Shitala Satam (Saptami)(Deity presiding over the disease of smallpox. On this day, food
cooked on the previous day (unheated) is eaten by the Vratdhari)
This vrat is observed in the month of Sravana on the seventh day of the dark fortnight. On this day Shitalamata’s puja is performed after taking bath with cold water. One cold meal is eaten during
It is written in the Skand Purana that donkey is the vehicle of Shitalamata. Shitalamata holds a broom in her one hand and a kalash (container with water) in her other hand. The one who observes the Shitala vrat bathes in a river or in a lake. There Shitaladevi’s image (murti) is placed on the banks of river or lake. Shitaladevi is offered cooked food and ghee. On this day cold food is eaten; the food that was cooked the previous day (cooked on chhatthi or sixth day). For the vratdhari (one who observes this vrat), it is forbidden to eat warmed or hot food on this day.

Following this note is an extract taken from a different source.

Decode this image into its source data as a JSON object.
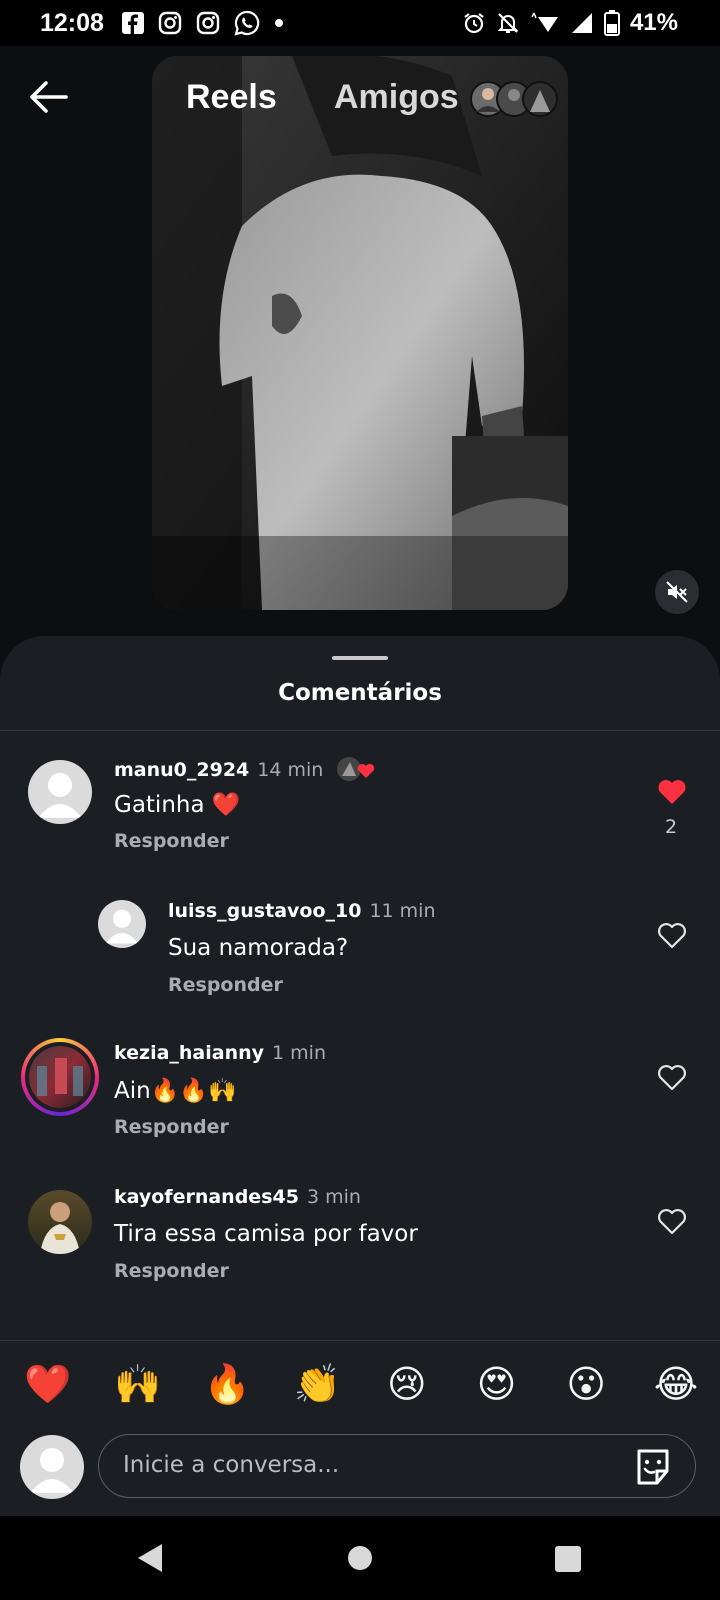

Those who can afford it, can make golden image of Shitaladevi and together with the image of the vehicle (donkey) place the devi's image on eight petalled lotus flower. Offer obeisance with joined palms saying ‘My pranam to Shitaladevi’ and make puja. In some places people offer raw flour and gor (molasses) as naivedya to the devi. It is customary to eat only one meal on Shitala Saptami day.

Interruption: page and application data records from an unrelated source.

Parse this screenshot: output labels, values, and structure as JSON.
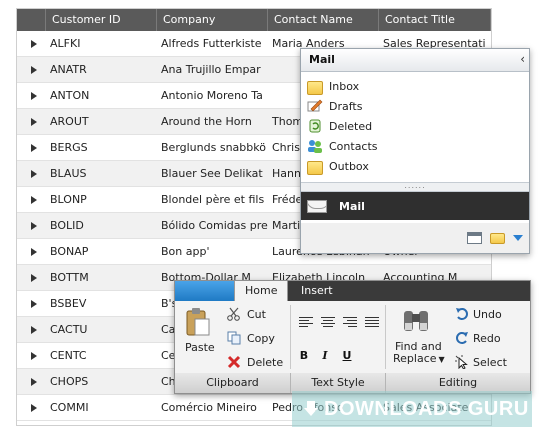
{
  "grid": {
    "columns": [
      "Customer ID",
      "Company",
      "Contact Name",
      "Contact Title"
    ],
    "rows": [
      [
        "ALFKI",
        "Alfreds Futterkiste",
        "Maria Anders",
        "Sales Representati"
      ],
      [
        "ANATR",
        "Ana Trujillo Empar",
        "",
        ""
      ],
      [
        "ANTON",
        "Antonio Moreno Ta",
        "",
        ""
      ],
      [
        "AROUT",
        "Around the Horn",
        "Thom",
        ""
      ],
      [
        "BERGS",
        "Berglunds snabbkö",
        "Chris",
        ""
      ],
      [
        "BLAUS",
        "Blauer See Delikat",
        "Hann",
        ""
      ],
      [
        "BLONP",
        "Blondel père et fils",
        "Fréde",
        ""
      ],
      [
        "BOLID",
        "Bólido Comidas pre",
        "Marti",
        ""
      ],
      [
        "BONAP",
        "Bon app'",
        "Laurence Lebihan",
        "Owner"
      ],
      [
        "BOTTM",
        "Bottom-Dollar M",
        "Elizabeth Lincoln",
        "Accounting M"
      ],
      [
        "BSBEV",
        "B's",
        "",
        ""
      ],
      [
        "CACTU",
        "Ca",
        "",
        ""
      ],
      [
        "CENTC",
        "Ce",
        "",
        ""
      ],
      [
        "CHOPS",
        "Ch",
        "",
        ""
      ],
      [
        "COMMI",
        "Comércio Mineiro",
        "Pedro Afonso",
        "Sales Associate"
      ]
    ]
  },
  "mail": {
    "title": "Mail",
    "items": [
      {
        "label": "Inbox",
        "icon": "folder-icon"
      },
      {
        "label": "Drafts",
        "icon": "drafts-icon"
      },
      {
        "label": "Deleted",
        "icon": "deleted-icon"
      },
      {
        "label": "Contacts",
        "icon": "contacts-icon"
      },
      {
        "label": "Outbox",
        "icon": "folder-icon"
      }
    ],
    "bar_label": "Mail"
  },
  "ribbon": {
    "tabs": [
      "Home",
      "Insert"
    ],
    "clipboard": {
      "paste": "Paste",
      "cut": "Cut",
      "copy": "Copy",
      "delete": "Delete",
      "label": "Clipboard"
    },
    "text_style": {
      "bold": "B",
      "italic": "I",
      "underline": "U",
      "label": "Text Style"
    },
    "editing": {
      "find_line1": "Find and",
      "find_line2": "Replace",
      "undo": "Undo",
      "redo": "Redo",
      "select": "Select",
      "label": "Editing"
    }
  },
  "watermark": {
    "text": "DOWNLOADS GURU"
  },
  "colors": {
    "header": "#5a5a5a",
    "accent": "#1f7ac4",
    "mail_bar": "#2f2f2f"
  }
}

Katha(from Bhavishyottar Purana)
In the olden days, Hastinapur was ruled by king Indralumna. His wife’s name was Pramila who was full of faith and devotion and was keen on performing religious ceremonies and rituals. They had a son, Mahadharma by name and their daughter’s name was Shubhakaari. She was given in marriage to prince Gunvaan, son of king Sumati who ruled Kaundinyanagar.

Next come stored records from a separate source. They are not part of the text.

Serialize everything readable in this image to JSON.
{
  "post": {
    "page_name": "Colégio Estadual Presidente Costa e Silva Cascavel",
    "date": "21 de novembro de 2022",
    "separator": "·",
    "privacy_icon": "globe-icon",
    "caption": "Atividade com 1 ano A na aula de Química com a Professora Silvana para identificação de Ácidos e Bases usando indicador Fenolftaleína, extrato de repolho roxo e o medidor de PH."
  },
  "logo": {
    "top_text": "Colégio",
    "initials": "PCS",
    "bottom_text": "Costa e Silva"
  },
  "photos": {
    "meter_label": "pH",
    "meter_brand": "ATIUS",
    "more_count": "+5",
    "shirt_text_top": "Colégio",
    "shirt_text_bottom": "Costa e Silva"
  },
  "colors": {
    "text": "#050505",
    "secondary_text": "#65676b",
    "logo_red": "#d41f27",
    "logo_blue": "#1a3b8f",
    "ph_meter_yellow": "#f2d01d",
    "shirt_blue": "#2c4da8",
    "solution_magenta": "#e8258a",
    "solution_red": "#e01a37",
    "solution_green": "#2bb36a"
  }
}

Prince Gunvaan lived up to his name. He was a virtuous prince. A year after the wedding, Gunvaan went to his in-laws to fetch his wife. The king (his wife’s father) asked his son-in-law to stay over because the next day was the day of Shitala Saptami vrat. The king invited a Brahmin and his wife for the ceremony of Shitala Saptami vrat. The king’s daughter Shubhakari mounted a chariot and with her female friends set out for the puja ceremony of Shitaladevi. The puja was to take place by some lake.
Unfortunately, they took a wrong turn and got lost. Leaving the chariot, they started walking on foot, and dispersed in different directions. Princess Shubhakari was overcome by fatigue and sat under a tree. She saw an elderly woman approaching her and asked her for directions.
“O girl, follow me and I will lead you to a lake” said the old woman and took them to a lake. The princess bathed in the lake and with devotion and faith, placed the image of Shitaladevi on a makeshift platform of stone. The old lady was herself Shitaladevi. She was well pleased. Placing her hand on the head of Princess Shubhakari she asked her to state her wish.
The princess said: “Mother, I shall surely ask when the need arises”.
Then the old lady (Shitaladevi) escorted the princess and her female friends to the lake where they were to meet the Brahmin and his wife. The Brahmin’s wife was heard crying aloud. Princess Subhakari went to her and saw that her husband was lying dead, apparently bitten by a snake.
Princess Shubhakari again bathed in the lake and concentrated her mind upon Shitaladevi and stated her wish: “Mother, please bring back to life this Brahmin”.
Bhagavati Shitaladevi was pleased and restored life to the Brahmin. Everybody was full of joy. They all performed Shitaladevi’s puja and returned home
People of Hastinapur were filled with awe on hearing that the dead Brahmin was brought back to life. The citizens together with the parents of the princess made a murti of Shitaladevi and celebrated this day in the manner of a festival. After staying for a few more days, Princess Shubhakari went with Prince Gunvaan to her in-laws. There also, being impressed by Shitalamata, they developed faith and devotion. It is said that the children of those who are Shitala vratdhai (who observe this vrat) do not suffer from smallpox and that their wishes get fulfilled.